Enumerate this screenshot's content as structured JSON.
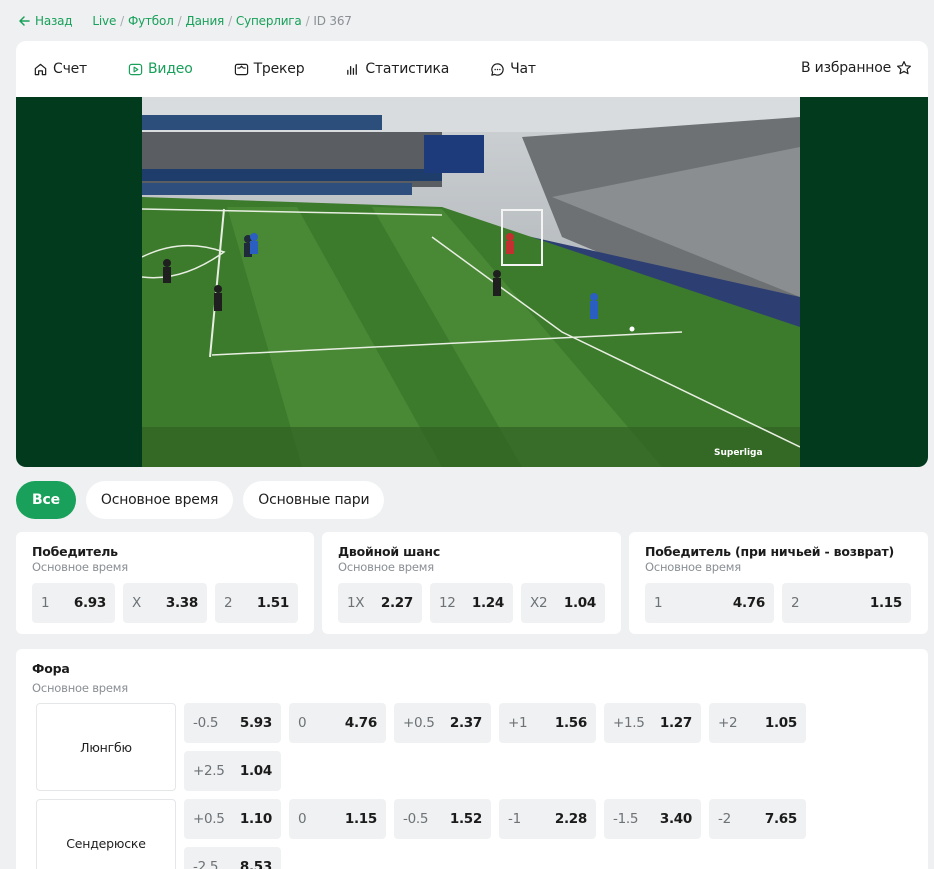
{
  "breadcrumb": {
    "back": "Назад",
    "items": [
      "Live",
      "Футбол",
      "Дания",
      "Суперлига"
    ],
    "current": "ID 367"
  },
  "tabs": [
    {
      "label": "Счет",
      "icon": "home-icon"
    },
    {
      "label": "Видео",
      "icon": "video-play-icon",
      "active": true
    },
    {
      "label": "Трекер",
      "icon": "tracker-icon"
    },
    {
      "label": "Статистика",
      "icon": "stats-bars-icon"
    },
    {
      "label": "Чат",
      "icon": "chat-bubble-icon"
    }
  ],
  "favorite": {
    "label": "В избранное",
    "icon": "star-icon"
  },
  "video": {
    "watermark": "Superliga"
  },
  "filters": [
    {
      "label": "Все",
      "active": true
    },
    {
      "label": "Основное время"
    },
    {
      "label": "Основные пари"
    }
  ],
  "markets": [
    {
      "title": "Победитель",
      "subtitle": "Основное время",
      "odds": [
        {
          "label": "1",
          "value": "6.93"
        },
        {
          "label": "X",
          "value": "3.38"
        },
        {
          "label": "2",
          "value": "1.51"
        }
      ]
    },
    {
      "title": "Двойной шанс",
      "subtitle": "Основное время",
      "odds": [
        {
          "label": "1X",
          "value": "2.27"
        },
        {
          "label": "12",
          "value": "1.24"
        },
        {
          "label": "X2",
          "value": "1.04"
        }
      ]
    },
    {
      "title": "Победитель (при ничьей - возврат)",
      "subtitle": "Основное время",
      "odds": [
        {
          "label": "1",
          "value": "4.76"
        },
        {
          "label": "2",
          "value": "1.15"
        }
      ]
    }
  ],
  "handicap": {
    "title": "Фора",
    "subtitle": "Основное время",
    "teams": [
      {
        "name": "Люнгбю",
        "odds": [
          {
            "label": "-0.5",
            "value": "5.93"
          },
          {
            "label": "0",
            "value": "4.76"
          },
          {
            "label": "+0.5",
            "value": "2.37"
          },
          {
            "label": "+1",
            "value": "1.56"
          },
          {
            "label": "+1.5",
            "value": "1.27"
          },
          {
            "label": "+2",
            "value": "1.05"
          },
          {
            "label": "+2.5",
            "value": "1.04"
          }
        ]
      },
      {
        "name": "Сендерюске",
        "odds": [
          {
            "label": "+0.5",
            "value": "1.10"
          },
          {
            "label": "0",
            "value": "1.15"
          },
          {
            "label": "-0.5",
            "value": "1.52"
          },
          {
            "label": "-1",
            "value": "2.28"
          },
          {
            "label": "-1.5",
            "value": "3.40"
          },
          {
            "label": "-2",
            "value": "7.65"
          },
          {
            "label": "-2.5",
            "value": "8.53"
          }
        ]
      }
    ]
  },
  "colors": {
    "accent": "#19a05a",
    "video_bg": "#013a1c",
    "page_bg": "#eef0f1",
    "odd_bg": "#f0f1f2"
  }
}
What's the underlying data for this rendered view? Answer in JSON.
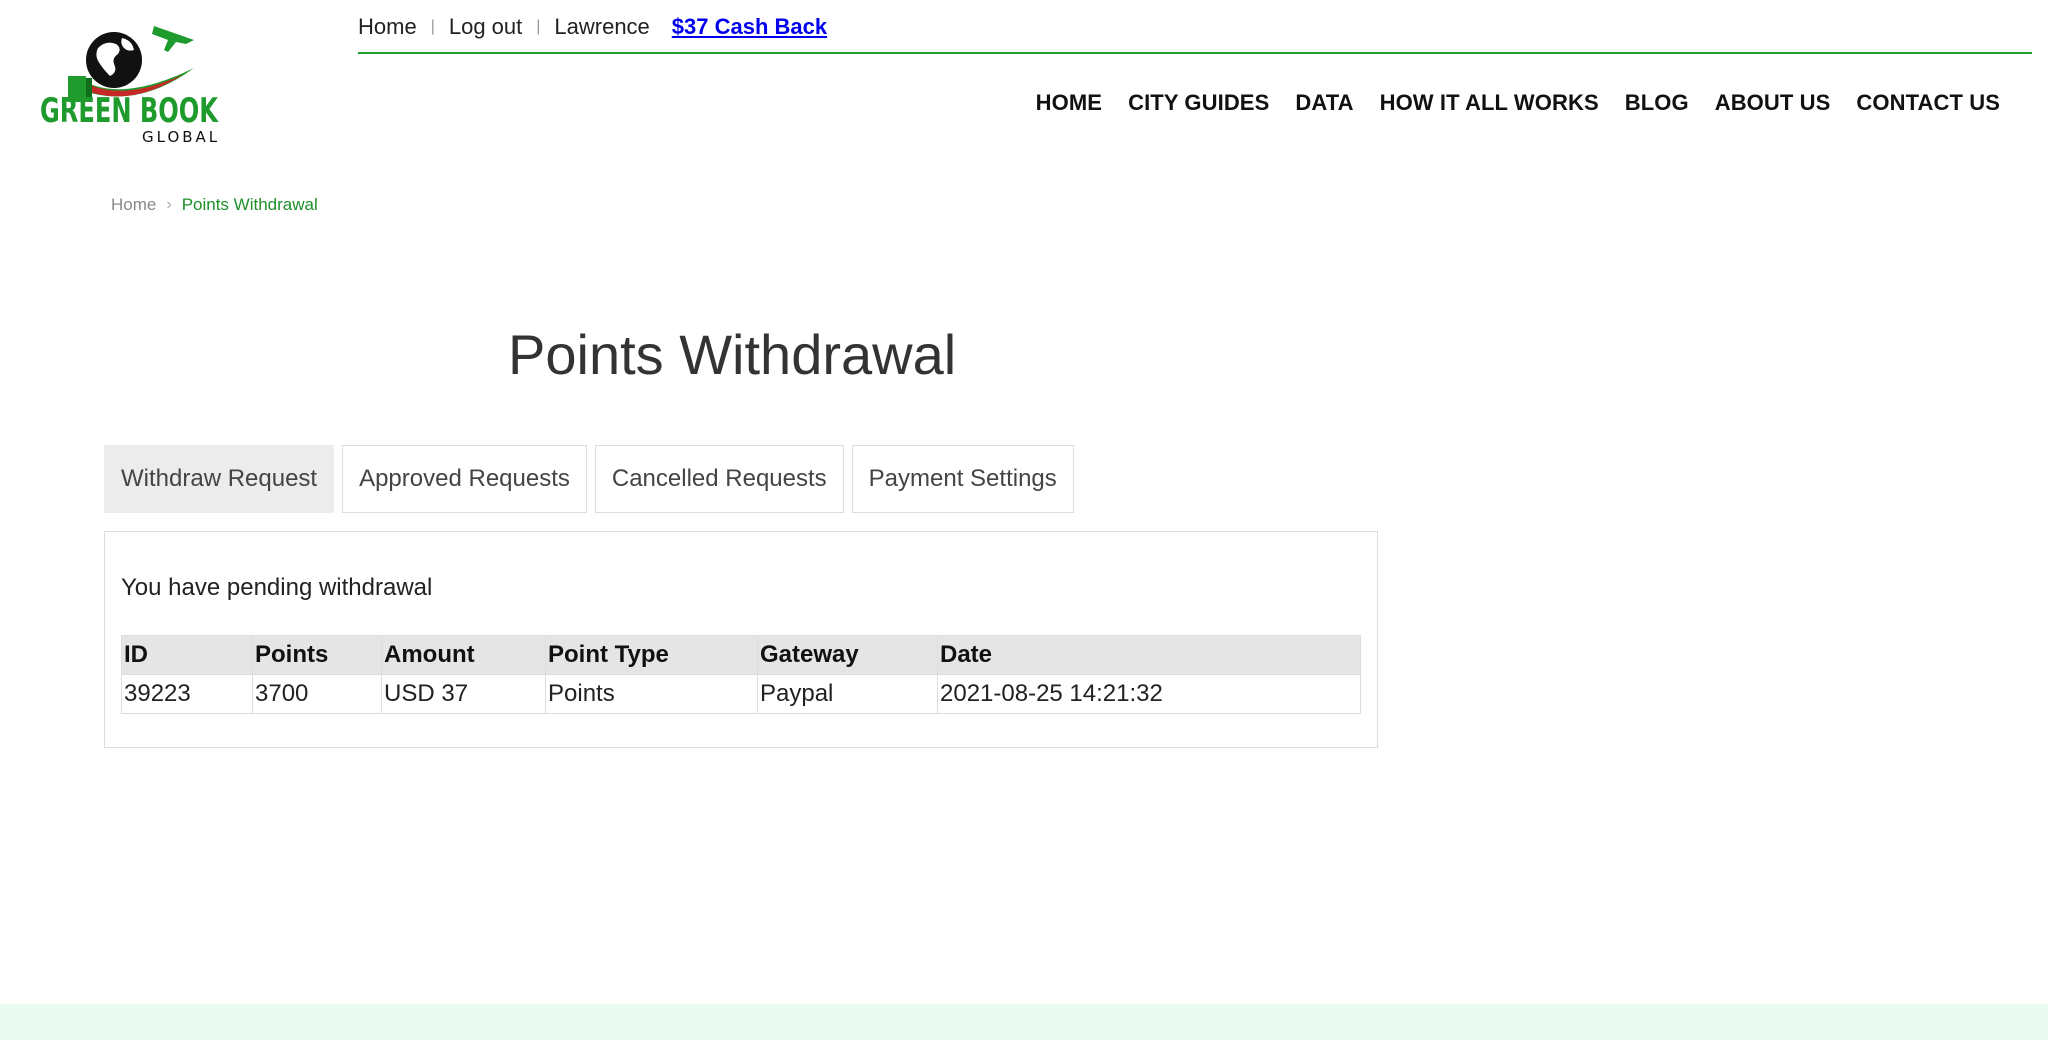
{
  "brand": {
    "name_line1": "GREEN BOOK",
    "name_line2": "GLOBAL",
    "green": "#1e9b2c"
  },
  "topbar": {
    "home": "Home",
    "logout": "Log out",
    "user": "Lawrence",
    "cashback": "$37 Cash Back",
    "separator": "|"
  },
  "nav": [
    "HOME",
    "CITY GUIDES",
    "DATA",
    "HOW IT ALL WORKS",
    "BLOG",
    "ABOUT US",
    "CONTACT US"
  ],
  "breadcrumb": {
    "home": "Home",
    "current": "Points Withdrawal",
    "separator": "›"
  },
  "page": {
    "title": "Points Withdrawal"
  },
  "tabs": [
    {
      "label": "Withdraw Request",
      "active": true
    },
    {
      "label": "Approved Requests",
      "active": false
    },
    {
      "label": "Cancelled Requests",
      "active": false
    },
    {
      "label": "Payment Settings",
      "active": false
    }
  ],
  "panel": {
    "pending_message": "You have pending withdrawal",
    "table": {
      "headers": [
        "ID",
        "Points",
        "Amount",
        "Point Type",
        "Gateway",
        "Date"
      ],
      "rows": [
        [
          "39223",
          "3700",
          "USD 37",
          "Points",
          "Paypal",
          "2021-08-25 14:21:32"
        ]
      ]
    }
  }
}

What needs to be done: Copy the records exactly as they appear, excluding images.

Expected output:
Enumerate this screenshot's content as structured JSON.
{
  "breadcrumb": {
    "back": "Назад",
    "items": [
      "Live",
      "Футбол",
      "Дания",
      "Суперлига"
    ],
    "current": "ID 367"
  },
  "tabs": [
    {
      "label": "Счет",
      "icon": "home-icon"
    },
    {
      "label": "Видео",
      "icon": "video-play-icon",
      "active": true
    },
    {
      "label": "Трекер",
      "icon": "tracker-icon"
    },
    {
      "label": "Статистика",
      "icon": "stats-bars-icon"
    },
    {
      "label": "Чат",
      "icon": "chat-bubble-icon"
    }
  ],
  "favorite": {
    "label": "В избранное",
    "icon": "star-icon"
  },
  "video": {
    "watermark": "Superliga"
  },
  "filters": [
    {
      "label": "Все",
      "active": true
    },
    {
      "label": "Основное время"
    },
    {
      "label": "Основные пари"
    }
  ],
  "markets": [
    {
      "title": "Победитель",
      "subtitle": "Основное время",
      "odds": [
        {
          "label": "1",
          "value": "6.93"
        },
        {
          "label": "X",
          "value": "3.38"
        },
        {
          "label": "2",
          "value": "1.51"
        }
      ]
    },
    {
      "title": "Двойной шанс",
      "subtitle": "Основное время",
      "odds": [
        {
          "label": "1X",
          "value": "2.27"
        },
        {
          "label": "12",
          "value": "1.24"
        },
        {
          "label": "X2",
          "value": "1.04"
        }
      ]
    },
    {
      "title": "Победитель (при ничьей - возврат)",
      "subtitle": "Основное время",
      "odds": [
        {
          "label": "1",
          "value": "4.76"
        },
        {
          "label": "2",
          "value": "1.15"
        }
      ]
    }
  ],
  "handicap": {
    "title": "Фора",
    "subtitle": "Основное время",
    "teams": [
      {
        "name": "Люнгбю",
        "odds": [
          {
            "label": "-0.5",
            "value": "5.93"
          },
          {
            "label": "0",
            "value": "4.76"
          },
          {
            "label": "+0.5",
            "value": "2.37"
          },
          {
            "label": "+1",
            "value": "1.56"
          },
          {
            "label": "+1.5",
            "value": "1.27"
          },
          {
            "label": "+2",
            "value": "1.05"
          },
          {
            "label": "+2.5",
            "value": "1.04"
          }
        ]
      },
      {
        "name": "Сендерюске",
        "odds": [
          {
            "label": "+0.5",
            "value": "1.10"
          },
          {
            "label": "0",
            "value": "1.15"
          },
          {
            "label": "-0.5",
            "value": "1.52"
          },
          {
            "label": "-1",
            "value": "2.28"
          },
          {
            "label": "-1.5",
            "value": "3.40"
          },
          {
            "label": "-2",
            "value": "7.65"
          },
          {
            "label": "-2.5",
            "value": "8.53"
          }
        ]
      }
    ]
  },
  "colors": {
    "accent": "#19a05a",
    "video_bg": "#013a1c",
    "page_bg": "#eef0f1",
    "odd_bg": "#f0f1f2"
  }
}
What's the underlying data for this rendered view? Answer in JSON.
{
  "brand": {
    "name_line1": "GREEN BOOK",
    "name_line2": "GLOBAL",
    "green": "#1e9b2c"
  },
  "topbar": {
    "home": "Home",
    "logout": "Log out",
    "user": "Lawrence",
    "cashback": "$37 Cash Back",
    "separator": "|"
  },
  "nav": [
    "HOME",
    "CITY GUIDES",
    "DATA",
    "HOW IT ALL WORKS",
    "BLOG",
    "ABOUT US",
    "CONTACT US"
  ],
  "breadcrumb": {
    "home": "Home",
    "current": "Points Withdrawal",
    "separator": "›"
  },
  "page": {
    "title": "Points Withdrawal"
  },
  "tabs": [
    {
      "label": "Withdraw Request",
      "active": true
    },
    {
      "label": "Approved Requests",
      "active": false
    },
    {
      "label": "Cancelled Requests",
      "active": false
    },
    {
      "label": "Payment Settings",
      "active": false
    }
  ],
  "panel": {
    "pending_message": "You have pending withdrawal",
    "table": {
      "headers": [
        "ID",
        "Points",
        "Amount",
        "Point Type",
        "Gateway",
        "Date"
      ],
      "rows": [
        [
          "39223",
          "3700",
          "USD 37",
          "Points",
          "Paypal",
          "2021-08-25 14:21:32"
        ]
      ]
    }
  }
}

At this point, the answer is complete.